» **WHAT YOU NEED TO DO**
Looking at the records below, state how many lines include the string "Class" and add nothing further.
### SOURCE DATA ###
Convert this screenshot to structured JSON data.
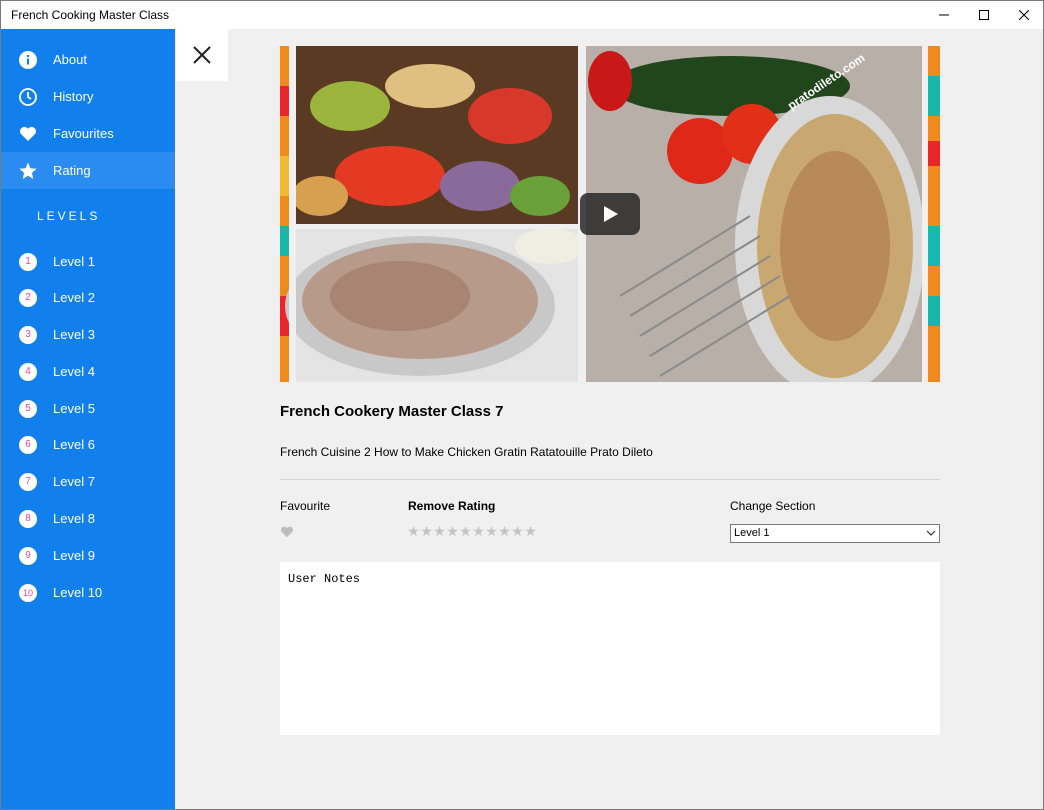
{
  "window": {
    "title": "French Cooking Master Class"
  },
  "sidebar": {
    "items": [
      {
        "label": "About",
        "icon": "info-icon"
      },
      {
        "label": "History",
        "icon": "clock-icon"
      },
      {
        "label": "Favourites",
        "icon": "heart-icon"
      },
      {
        "label": "Rating",
        "icon": "star-icon"
      }
    ],
    "selected": "Rating",
    "levels_header": "LEVELS",
    "levels": [
      {
        "number": "1",
        "label": "Level 1"
      },
      {
        "number": "2",
        "label": "Level 2"
      },
      {
        "number": "3",
        "label": "Level 3"
      },
      {
        "number": "4",
        "label": "Level 4"
      },
      {
        "number": "5",
        "label": "Level 5"
      },
      {
        "number": "6",
        "label": "Level 6"
      },
      {
        "number": "7",
        "label": "Level 7"
      },
      {
        "number": "8",
        "label": "Level 8"
      },
      {
        "number": "9",
        "label": "Level 9"
      },
      {
        "number": "10",
        "label": "Level 10"
      }
    ]
  },
  "video": {
    "watermark": "pratodileto.com",
    "title": "French Cookery Master Class 7",
    "description": "French Cuisine 2 How to Make Chicken Gratin Ratatouille Prato Dileto"
  },
  "details": {
    "favourite_label": "Favourite",
    "rating_label": "Remove Rating",
    "rating_max": 10,
    "rating_value": 0,
    "section_label": "Change Section",
    "section_value": "Level 1"
  },
  "notes": {
    "value": "User Notes"
  },
  "colors": {
    "sidebar": "#1180ec",
    "badge_text": "#e84a8a",
    "background": "#f0f0f0"
  }
}
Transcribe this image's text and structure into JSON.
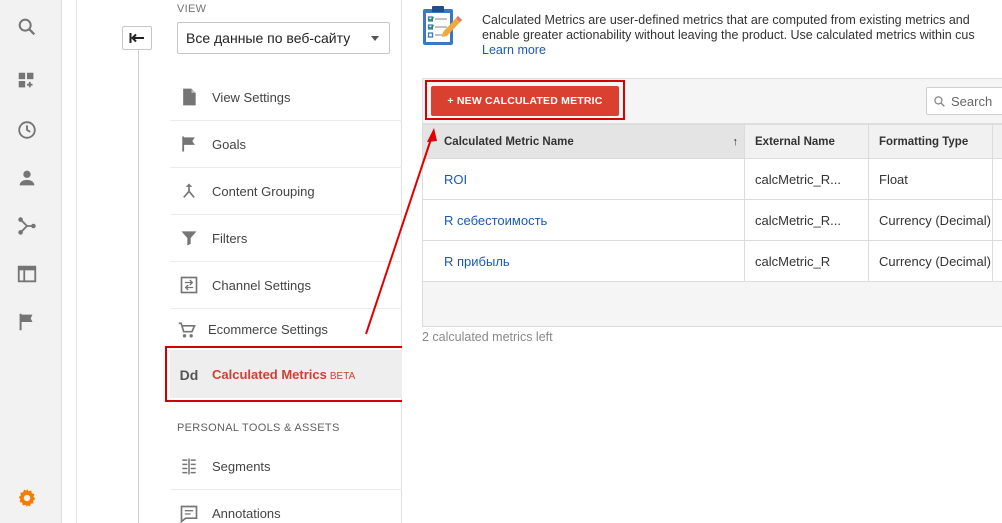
{
  "rail": {
    "icons": [
      "search-icon",
      "dashboard-icon",
      "clock-icon",
      "person-icon",
      "acquisition-icon",
      "behavior-icon",
      "flag-icon",
      "gear-icon"
    ]
  },
  "nav": {
    "view_label": "VIEW",
    "view_value": "Все данные по веб-сайту",
    "items": [
      {
        "label": "View Settings",
        "icon": "document-icon"
      },
      {
        "label": "Goals",
        "icon": "flag-icon"
      },
      {
        "label": "Content Grouping",
        "icon": "merge-icon"
      },
      {
        "label": "Filters",
        "icon": "filter-icon"
      },
      {
        "label": "Channel Settings",
        "icon": "channel-icon"
      },
      {
        "label": "Ecommerce Settings",
        "icon": "cart-icon"
      },
      {
        "label": "Calculated Metrics",
        "icon": "dd-icon",
        "icon_text": "Dd",
        "badge": "BETA"
      }
    ],
    "section_label": "PERSONAL TOOLS & ASSETS",
    "tools": [
      {
        "label": "Segments",
        "icon": "segments-icon"
      },
      {
        "label": "Annotations",
        "icon": "annotation-icon"
      }
    ]
  },
  "header": {
    "line1": "Calculated Metrics are user-defined metrics that are computed from existing metrics and",
    "line2": "enable greater actionability without leaving the product. Use calculated metrics within cus",
    "learn_more": "Learn more"
  },
  "toolbar": {
    "new_button": "+ NEW CALCULATED METRIC",
    "search_placeholder": "Search"
  },
  "table": {
    "columns": [
      "Calculated Metric Name",
      "External Name",
      "Formatting Type"
    ],
    "sort_indicator": "↑",
    "rows": [
      {
        "name": "ROI",
        "external": "calcMetric_R...",
        "format": "Float"
      },
      {
        "name": "R себестоимость",
        "external": "calcMetric_R...",
        "format": "Currency (Decimal)"
      },
      {
        "name": "R прибыль",
        "external": "calcMetric_R",
        "format": "Currency (Decimal)"
      }
    ]
  },
  "footer_note": "2 calculated metrics left",
  "colors": {
    "accent_red": "#d9402f",
    "highlight_red": "#d30000",
    "link_blue": "#1a5ab8",
    "orange_gear": "#f57c00"
  }
}
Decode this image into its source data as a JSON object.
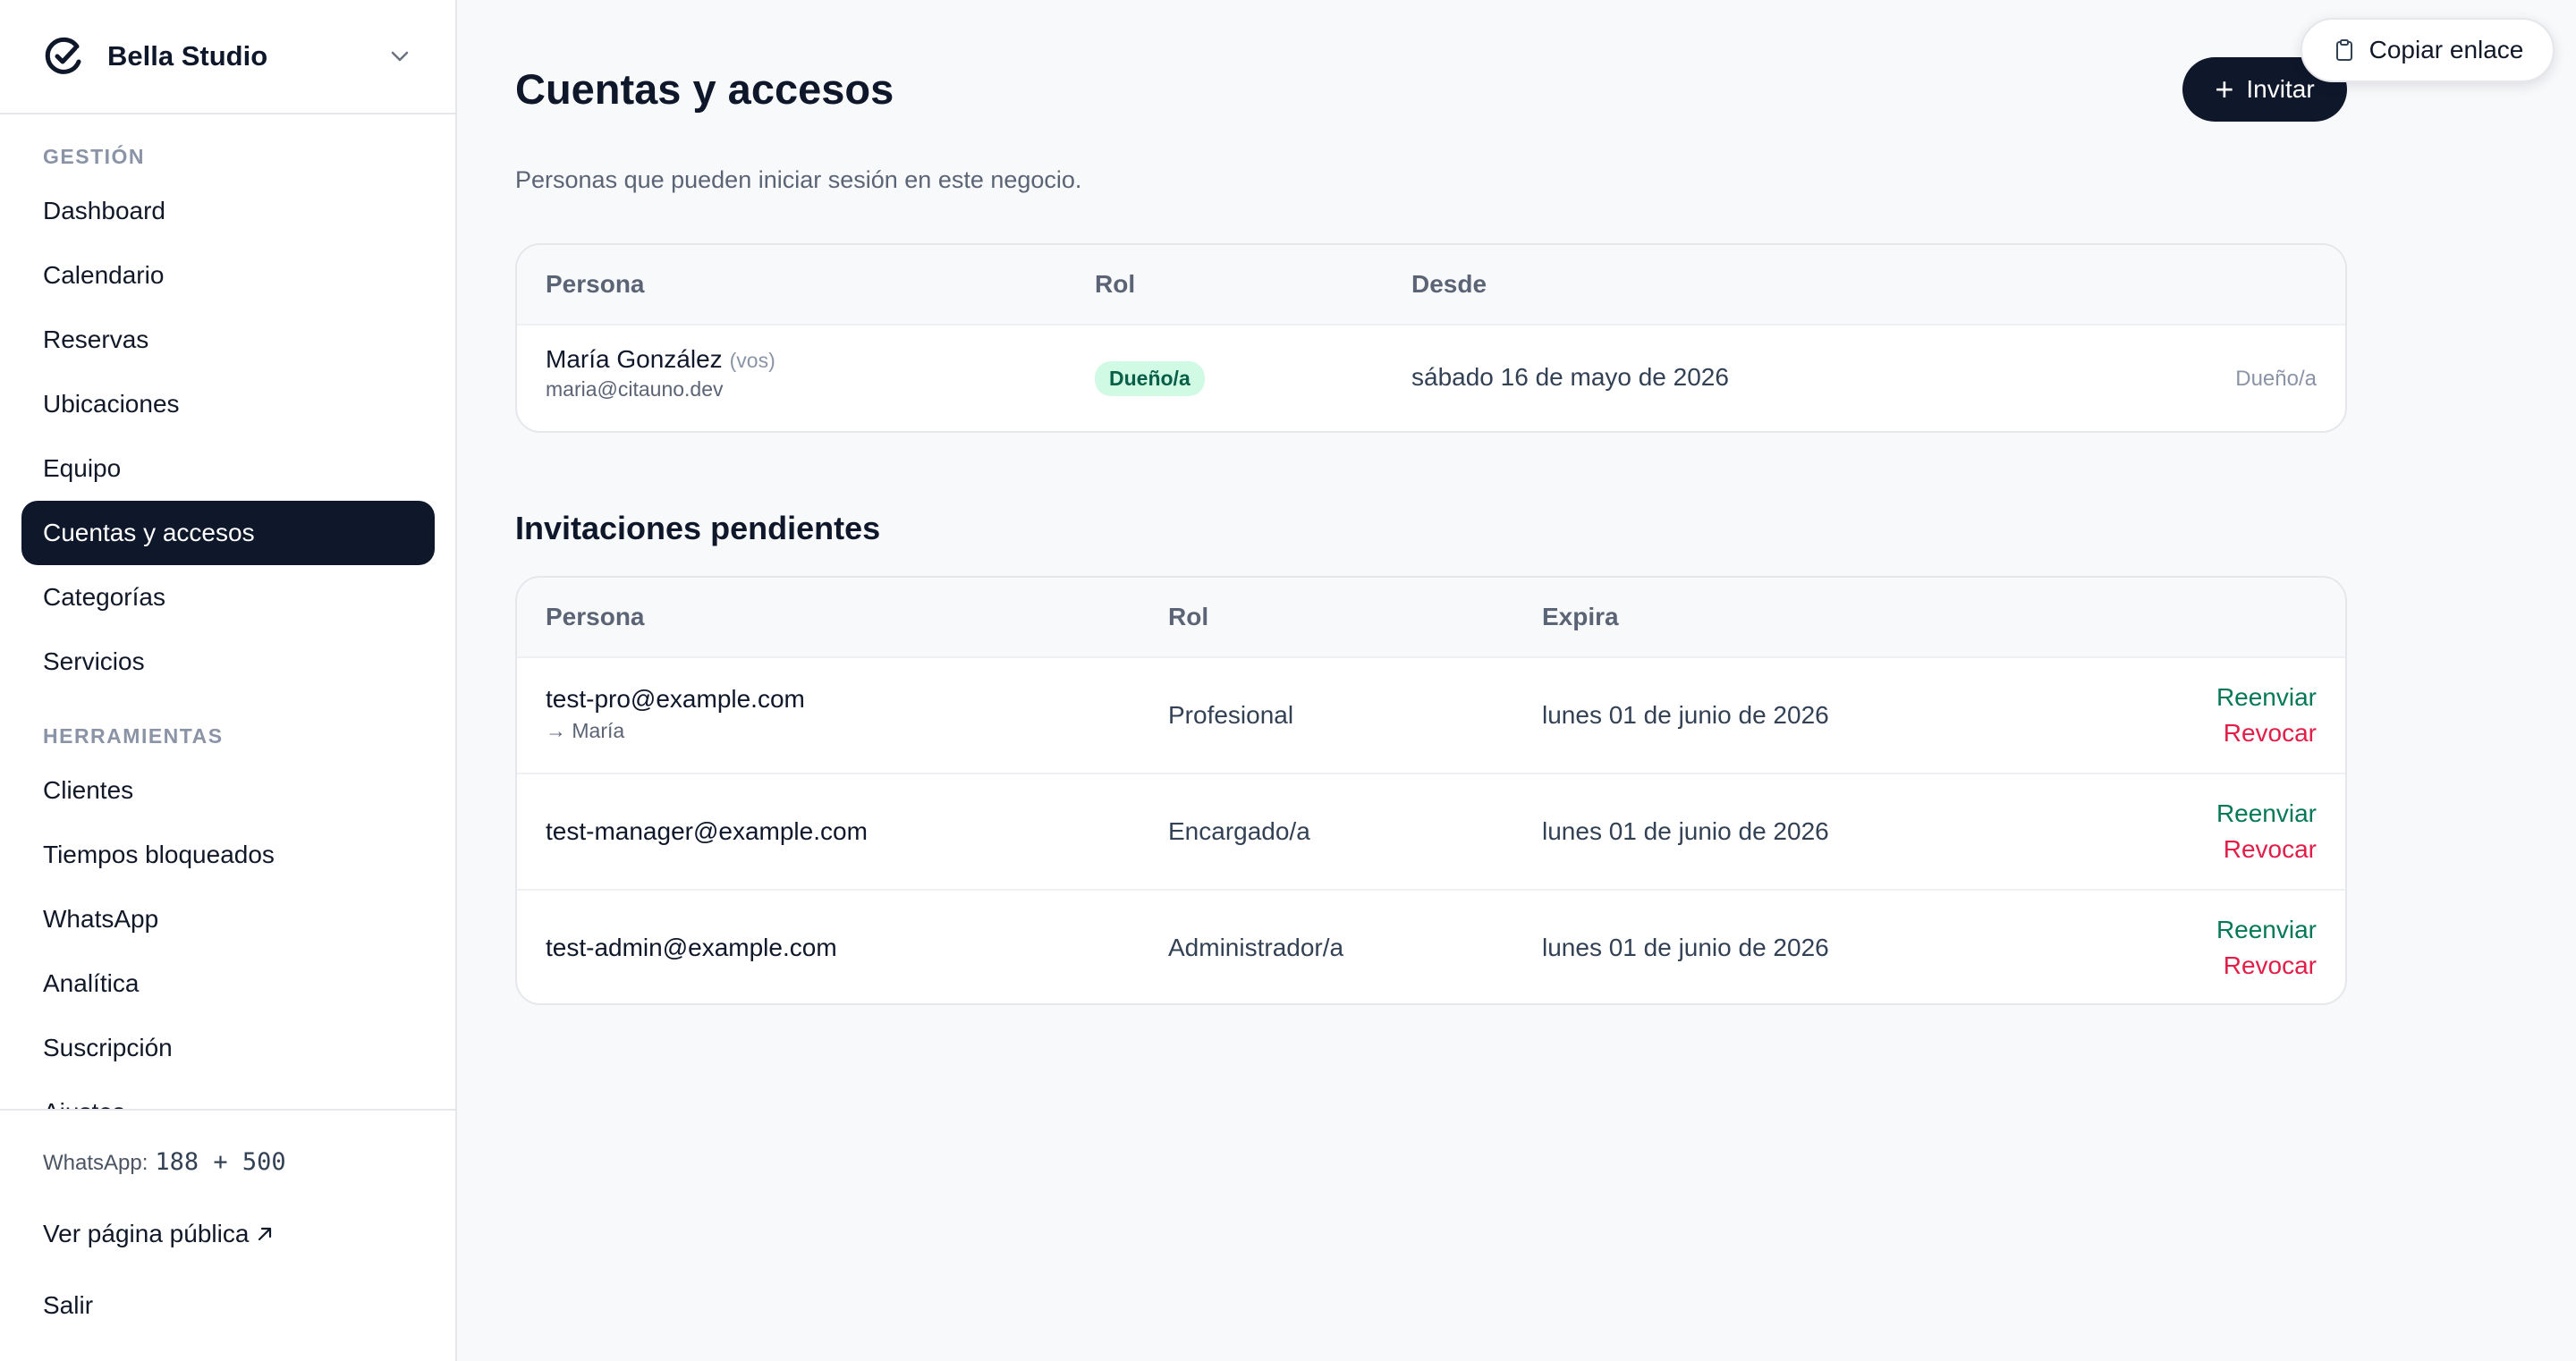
{
  "brand": {
    "name": "Bella Studio"
  },
  "nav": {
    "section_gestion": "GESTIÓN",
    "section_herramientas": "HERRAMIENTAS",
    "items": [
      {
        "label": "Dashboard"
      },
      {
        "label": "Calendario"
      },
      {
        "label": "Reservas"
      },
      {
        "label": "Ubicaciones"
      },
      {
        "label": "Equipo"
      },
      {
        "label": "Cuentas y accesos",
        "active": true
      },
      {
        "label": "Categorías"
      },
      {
        "label": "Servicios"
      },
      {
        "label": "Clientes"
      },
      {
        "label": "Tiempos bloqueados"
      },
      {
        "label": "WhatsApp"
      },
      {
        "label": "Analítica"
      },
      {
        "label": "Suscripción"
      },
      {
        "label": "Ajustes"
      }
    ]
  },
  "footer": {
    "whatsapp_label": "WhatsApp:",
    "whatsapp_count": "188 + 500",
    "public_page": "Ver página pública",
    "logout": "Salir"
  },
  "header": {
    "title": "Cuentas y accesos",
    "subtitle": "Personas que pueden iniciar sesión en este negocio.",
    "invite_label": "Invitar",
    "copy_link_label": "Copiar enlace"
  },
  "accounts": {
    "columns": [
      "Persona",
      "Rol",
      "Desde"
    ],
    "rows": [
      {
        "name": "María González",
        "you_tag": "(vos)",
        "email": "maria@citauno.dev",
        "role": "Dueño/a",
        "since": "sábado 16 de mayo de 2026",
        "right_tag": "Dueño/a"
      }
    ]
  },
  "pending": {
    "title": "Invitaciones pendientes",
    "columns": [
      "Persona",
      "Rol",
      "Expira"
    ],
    "resend_label": "Reenviar",
    "revoke_label": "Revocar",
    "rows": [
      {
        "email": "test-pro@example.com",
        "target": "→ María",
        "role": "Profesional",
        "expires": "lunes 01 de junio de 2026"
      },
      {
        "email": "test-manager@example.com",
        "role": "Encargado/a",
        "expires": "lunes 01 de junio de 2026"
      },
      {
        "email": "test-admin@example.com",
        "role": "Administrador/a",
        "expires": "lunes 01 de junio de 2026"
      }
    ]
  },
  "colors": {
    "primary": "#0f172a",
    "resend": "#047857",
    "revoke": "#e11d48",
    "badge_bg": "#d1fae5"
  }
}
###
» **RESULT**
2